Britain and the European Union were on Wednesday headed for a confrontation after European Union President Jose Manuel Barroso proposed an EU-wide financial transaction tax as part of a broader strategy to overcome the deepening economic crisis, which he described as the “biggest challenge” facing Europe.
The British government, led by the Eurosceptic Conservative Party, promptly shot down the proposal saying it would “resist” any such move, unless applied globally.
“We would not do anything that is not in the U.K.'s interests,” a Treasury spokesperson told the BBC.
Britain was not opposed to the tax in principle but insisted that it must be introduced globally.
The tax, dubbed the Tobin tax after the American economist James Tobin, who first proposed it in the 1970s, would raise about €57 billion — £50 billion — a year, and come into effect in 2014.
Mr. Barroso, delivering his annual State of the Union address in Strasbourg, said that banks must “make a contribution” in dealing with the crisis.
A veto by Britain would mean that the tax would be restricted to the eurozone rather than being rolled out across the EU.
Predictably, the proposal was also opposed by British businesses. The Confederation of British Industry argued that it would damage Britain's status as Europe's leading financial centre and “divert activity to other financial hubs like New York or Hong Kong”.
Officials in the City, London's financial district, claimed that about 80 per cent of any such EU-wide levy would come from London.
Trade unions and campaign groups such as the Robin Hood Tax Campaign, who hold banks responsible for Europe's worst post-war economic crisis, welcomed the move.
The Trade Union Congress, which represents the majority of Britain's unions, called it “a major step forward” and urged the government to support it
“It would also help rebalance the economy, address the under-taxing of the financial sector, and reward long-term investment,” said TUC General Secretary Brendan Barber.
Under the proposals, a financial tax would be levied at a rate of 0.1% on all transactions between institutions if at least one party is based in the EU.
The Commission said the financial sector had played a role in the current “economic crisis” and was “under-taxed” compared with other sectors.
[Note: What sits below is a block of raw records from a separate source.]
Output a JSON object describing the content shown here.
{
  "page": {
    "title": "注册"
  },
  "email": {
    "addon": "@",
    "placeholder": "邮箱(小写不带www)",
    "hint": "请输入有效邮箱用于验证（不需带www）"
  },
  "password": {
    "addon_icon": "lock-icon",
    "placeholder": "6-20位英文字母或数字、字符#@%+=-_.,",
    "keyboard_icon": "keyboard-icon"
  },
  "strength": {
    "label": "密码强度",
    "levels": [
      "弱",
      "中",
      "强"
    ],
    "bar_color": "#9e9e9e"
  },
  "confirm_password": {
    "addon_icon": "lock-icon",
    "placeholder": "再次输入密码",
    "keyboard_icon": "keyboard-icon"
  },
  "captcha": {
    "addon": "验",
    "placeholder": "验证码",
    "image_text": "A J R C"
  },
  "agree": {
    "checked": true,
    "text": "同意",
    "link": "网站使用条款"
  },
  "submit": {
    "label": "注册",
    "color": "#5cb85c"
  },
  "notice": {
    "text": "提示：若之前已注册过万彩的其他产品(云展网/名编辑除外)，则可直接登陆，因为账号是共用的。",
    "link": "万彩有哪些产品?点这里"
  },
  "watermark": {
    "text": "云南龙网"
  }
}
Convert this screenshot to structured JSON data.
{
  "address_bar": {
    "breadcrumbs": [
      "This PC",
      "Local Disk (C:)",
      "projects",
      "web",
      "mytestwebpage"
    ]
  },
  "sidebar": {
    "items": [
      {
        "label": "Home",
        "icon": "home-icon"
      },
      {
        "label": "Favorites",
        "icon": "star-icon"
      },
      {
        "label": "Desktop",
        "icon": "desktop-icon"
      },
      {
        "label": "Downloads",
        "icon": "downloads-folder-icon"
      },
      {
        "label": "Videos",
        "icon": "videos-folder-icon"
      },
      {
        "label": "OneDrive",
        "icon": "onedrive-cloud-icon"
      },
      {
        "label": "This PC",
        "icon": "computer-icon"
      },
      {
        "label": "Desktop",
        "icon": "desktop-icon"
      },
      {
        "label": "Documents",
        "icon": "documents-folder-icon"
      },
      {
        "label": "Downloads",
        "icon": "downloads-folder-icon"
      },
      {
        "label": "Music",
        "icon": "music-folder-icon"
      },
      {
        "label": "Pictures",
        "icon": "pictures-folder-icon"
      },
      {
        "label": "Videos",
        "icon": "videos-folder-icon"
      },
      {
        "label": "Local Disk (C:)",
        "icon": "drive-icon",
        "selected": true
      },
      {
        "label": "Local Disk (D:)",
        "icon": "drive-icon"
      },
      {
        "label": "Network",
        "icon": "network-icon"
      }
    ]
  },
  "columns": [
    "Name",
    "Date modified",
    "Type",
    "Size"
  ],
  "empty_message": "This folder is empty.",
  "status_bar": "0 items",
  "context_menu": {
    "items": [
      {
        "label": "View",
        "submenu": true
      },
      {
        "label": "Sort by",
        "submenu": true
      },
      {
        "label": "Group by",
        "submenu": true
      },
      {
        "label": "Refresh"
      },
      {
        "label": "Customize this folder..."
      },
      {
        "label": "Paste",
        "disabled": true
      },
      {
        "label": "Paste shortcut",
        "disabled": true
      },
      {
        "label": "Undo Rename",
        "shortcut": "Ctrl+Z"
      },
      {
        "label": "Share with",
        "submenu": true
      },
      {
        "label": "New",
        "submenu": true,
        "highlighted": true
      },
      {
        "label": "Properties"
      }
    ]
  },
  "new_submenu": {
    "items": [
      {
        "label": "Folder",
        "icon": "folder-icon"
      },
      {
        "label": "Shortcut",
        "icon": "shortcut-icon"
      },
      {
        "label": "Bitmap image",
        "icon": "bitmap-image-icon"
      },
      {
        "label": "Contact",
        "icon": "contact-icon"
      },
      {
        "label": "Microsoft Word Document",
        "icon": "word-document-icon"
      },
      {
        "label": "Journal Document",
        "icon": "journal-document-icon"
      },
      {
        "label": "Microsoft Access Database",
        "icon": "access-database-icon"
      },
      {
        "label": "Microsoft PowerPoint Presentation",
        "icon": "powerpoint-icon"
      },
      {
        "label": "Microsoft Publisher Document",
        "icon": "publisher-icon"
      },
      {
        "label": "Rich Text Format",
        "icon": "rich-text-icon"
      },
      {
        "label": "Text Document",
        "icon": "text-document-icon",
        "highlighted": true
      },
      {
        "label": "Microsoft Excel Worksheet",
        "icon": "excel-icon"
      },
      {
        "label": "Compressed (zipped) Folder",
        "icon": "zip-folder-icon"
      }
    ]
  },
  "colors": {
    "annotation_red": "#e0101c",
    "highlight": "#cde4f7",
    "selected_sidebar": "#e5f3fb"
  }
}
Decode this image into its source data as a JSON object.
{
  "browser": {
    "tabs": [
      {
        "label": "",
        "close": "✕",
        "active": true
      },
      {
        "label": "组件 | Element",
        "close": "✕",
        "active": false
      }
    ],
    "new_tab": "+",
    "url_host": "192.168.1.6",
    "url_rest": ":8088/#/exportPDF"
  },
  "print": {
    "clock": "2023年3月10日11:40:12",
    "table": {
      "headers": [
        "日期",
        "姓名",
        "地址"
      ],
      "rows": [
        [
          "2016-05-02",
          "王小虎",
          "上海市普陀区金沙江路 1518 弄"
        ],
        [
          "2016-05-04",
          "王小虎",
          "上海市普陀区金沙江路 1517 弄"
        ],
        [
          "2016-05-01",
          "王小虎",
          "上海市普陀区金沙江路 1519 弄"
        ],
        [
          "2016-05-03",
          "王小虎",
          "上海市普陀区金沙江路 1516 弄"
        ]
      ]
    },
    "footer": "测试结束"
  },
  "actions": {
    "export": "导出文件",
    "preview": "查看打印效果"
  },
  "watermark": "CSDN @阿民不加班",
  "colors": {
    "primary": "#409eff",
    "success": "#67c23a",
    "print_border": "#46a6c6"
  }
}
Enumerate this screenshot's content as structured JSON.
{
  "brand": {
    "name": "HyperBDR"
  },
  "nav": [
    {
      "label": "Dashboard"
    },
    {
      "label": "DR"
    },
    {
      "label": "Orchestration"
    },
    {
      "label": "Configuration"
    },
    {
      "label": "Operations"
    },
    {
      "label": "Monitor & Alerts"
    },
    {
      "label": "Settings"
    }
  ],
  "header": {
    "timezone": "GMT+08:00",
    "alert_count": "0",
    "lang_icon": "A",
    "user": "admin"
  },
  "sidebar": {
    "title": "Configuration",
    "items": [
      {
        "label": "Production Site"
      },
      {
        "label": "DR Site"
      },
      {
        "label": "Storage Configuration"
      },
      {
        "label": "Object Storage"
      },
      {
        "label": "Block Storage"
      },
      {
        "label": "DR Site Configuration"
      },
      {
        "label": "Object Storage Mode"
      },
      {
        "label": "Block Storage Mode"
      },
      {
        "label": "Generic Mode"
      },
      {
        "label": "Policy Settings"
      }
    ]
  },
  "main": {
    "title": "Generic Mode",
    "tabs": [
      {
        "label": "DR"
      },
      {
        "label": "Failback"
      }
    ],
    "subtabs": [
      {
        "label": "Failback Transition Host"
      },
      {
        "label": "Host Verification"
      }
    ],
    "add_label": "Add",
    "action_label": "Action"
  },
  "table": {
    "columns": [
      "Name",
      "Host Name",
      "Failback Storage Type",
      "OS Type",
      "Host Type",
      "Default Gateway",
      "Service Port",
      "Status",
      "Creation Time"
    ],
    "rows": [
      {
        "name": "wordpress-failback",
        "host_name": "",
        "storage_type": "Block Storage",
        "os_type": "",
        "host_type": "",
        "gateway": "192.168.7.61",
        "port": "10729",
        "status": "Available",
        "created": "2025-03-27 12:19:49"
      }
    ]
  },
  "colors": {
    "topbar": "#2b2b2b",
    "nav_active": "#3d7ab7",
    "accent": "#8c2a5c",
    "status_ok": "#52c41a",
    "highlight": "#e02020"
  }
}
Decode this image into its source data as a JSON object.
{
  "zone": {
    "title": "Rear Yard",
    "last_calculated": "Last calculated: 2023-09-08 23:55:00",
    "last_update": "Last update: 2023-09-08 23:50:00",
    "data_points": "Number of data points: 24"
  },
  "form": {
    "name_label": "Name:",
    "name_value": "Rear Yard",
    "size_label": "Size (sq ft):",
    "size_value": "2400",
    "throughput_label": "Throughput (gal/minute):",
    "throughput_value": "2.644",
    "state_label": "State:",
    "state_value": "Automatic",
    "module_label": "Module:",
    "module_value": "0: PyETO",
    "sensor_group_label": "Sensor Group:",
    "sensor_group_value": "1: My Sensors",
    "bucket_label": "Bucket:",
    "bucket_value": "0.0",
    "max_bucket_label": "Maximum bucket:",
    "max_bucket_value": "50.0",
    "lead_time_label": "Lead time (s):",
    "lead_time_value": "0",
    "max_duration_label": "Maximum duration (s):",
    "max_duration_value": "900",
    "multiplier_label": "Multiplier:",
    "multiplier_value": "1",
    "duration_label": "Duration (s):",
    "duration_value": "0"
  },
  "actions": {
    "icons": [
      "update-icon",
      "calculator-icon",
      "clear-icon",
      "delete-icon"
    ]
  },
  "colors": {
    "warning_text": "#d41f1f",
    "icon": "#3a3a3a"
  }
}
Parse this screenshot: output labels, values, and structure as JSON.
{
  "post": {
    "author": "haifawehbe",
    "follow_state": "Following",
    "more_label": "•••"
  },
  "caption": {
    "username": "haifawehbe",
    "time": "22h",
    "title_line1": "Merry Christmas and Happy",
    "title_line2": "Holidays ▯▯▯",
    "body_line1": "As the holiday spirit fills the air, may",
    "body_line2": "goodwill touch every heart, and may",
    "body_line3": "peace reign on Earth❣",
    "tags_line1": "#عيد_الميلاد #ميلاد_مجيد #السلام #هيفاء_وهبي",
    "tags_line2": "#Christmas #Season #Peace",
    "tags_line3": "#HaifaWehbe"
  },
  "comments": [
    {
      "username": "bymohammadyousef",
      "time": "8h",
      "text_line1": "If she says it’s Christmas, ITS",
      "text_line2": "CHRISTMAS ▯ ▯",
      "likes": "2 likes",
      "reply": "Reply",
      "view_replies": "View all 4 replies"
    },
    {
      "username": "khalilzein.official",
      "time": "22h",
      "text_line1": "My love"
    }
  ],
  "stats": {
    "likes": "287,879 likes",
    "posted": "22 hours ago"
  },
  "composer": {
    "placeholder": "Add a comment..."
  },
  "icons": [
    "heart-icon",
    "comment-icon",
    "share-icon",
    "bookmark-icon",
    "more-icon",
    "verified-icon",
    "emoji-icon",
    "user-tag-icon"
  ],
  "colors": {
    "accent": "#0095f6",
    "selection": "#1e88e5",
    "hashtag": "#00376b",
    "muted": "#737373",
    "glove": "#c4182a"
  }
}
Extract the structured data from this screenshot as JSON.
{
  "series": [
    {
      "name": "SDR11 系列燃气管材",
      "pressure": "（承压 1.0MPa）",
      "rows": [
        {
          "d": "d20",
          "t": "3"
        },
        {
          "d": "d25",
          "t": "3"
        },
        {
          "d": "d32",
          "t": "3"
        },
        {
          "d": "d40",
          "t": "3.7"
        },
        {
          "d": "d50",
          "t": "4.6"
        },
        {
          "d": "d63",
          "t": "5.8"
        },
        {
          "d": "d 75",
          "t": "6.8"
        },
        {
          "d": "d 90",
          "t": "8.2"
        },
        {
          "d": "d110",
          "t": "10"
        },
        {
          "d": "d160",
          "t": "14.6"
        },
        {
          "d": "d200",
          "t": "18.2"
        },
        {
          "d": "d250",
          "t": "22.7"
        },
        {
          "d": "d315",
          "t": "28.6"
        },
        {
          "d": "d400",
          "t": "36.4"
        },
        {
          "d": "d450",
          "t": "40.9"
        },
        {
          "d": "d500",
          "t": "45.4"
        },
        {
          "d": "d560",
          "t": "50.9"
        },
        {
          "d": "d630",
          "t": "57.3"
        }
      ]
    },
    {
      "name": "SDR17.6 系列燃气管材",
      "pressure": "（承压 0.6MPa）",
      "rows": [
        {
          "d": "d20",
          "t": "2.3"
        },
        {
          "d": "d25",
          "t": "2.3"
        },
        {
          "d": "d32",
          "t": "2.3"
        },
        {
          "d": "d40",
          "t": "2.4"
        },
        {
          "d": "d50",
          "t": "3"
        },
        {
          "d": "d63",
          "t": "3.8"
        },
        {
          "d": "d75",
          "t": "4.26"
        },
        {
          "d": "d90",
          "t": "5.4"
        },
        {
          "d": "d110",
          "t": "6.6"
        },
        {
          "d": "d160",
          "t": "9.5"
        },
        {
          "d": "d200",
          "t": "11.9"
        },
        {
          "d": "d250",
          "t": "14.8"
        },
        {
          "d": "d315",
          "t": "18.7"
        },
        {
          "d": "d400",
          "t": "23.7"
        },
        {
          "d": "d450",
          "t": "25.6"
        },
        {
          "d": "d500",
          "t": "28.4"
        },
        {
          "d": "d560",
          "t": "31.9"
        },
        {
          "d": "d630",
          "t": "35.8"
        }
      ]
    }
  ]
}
The levy would ensure that it too made “a fair contribution” at a time of fiscal consolidation in member states.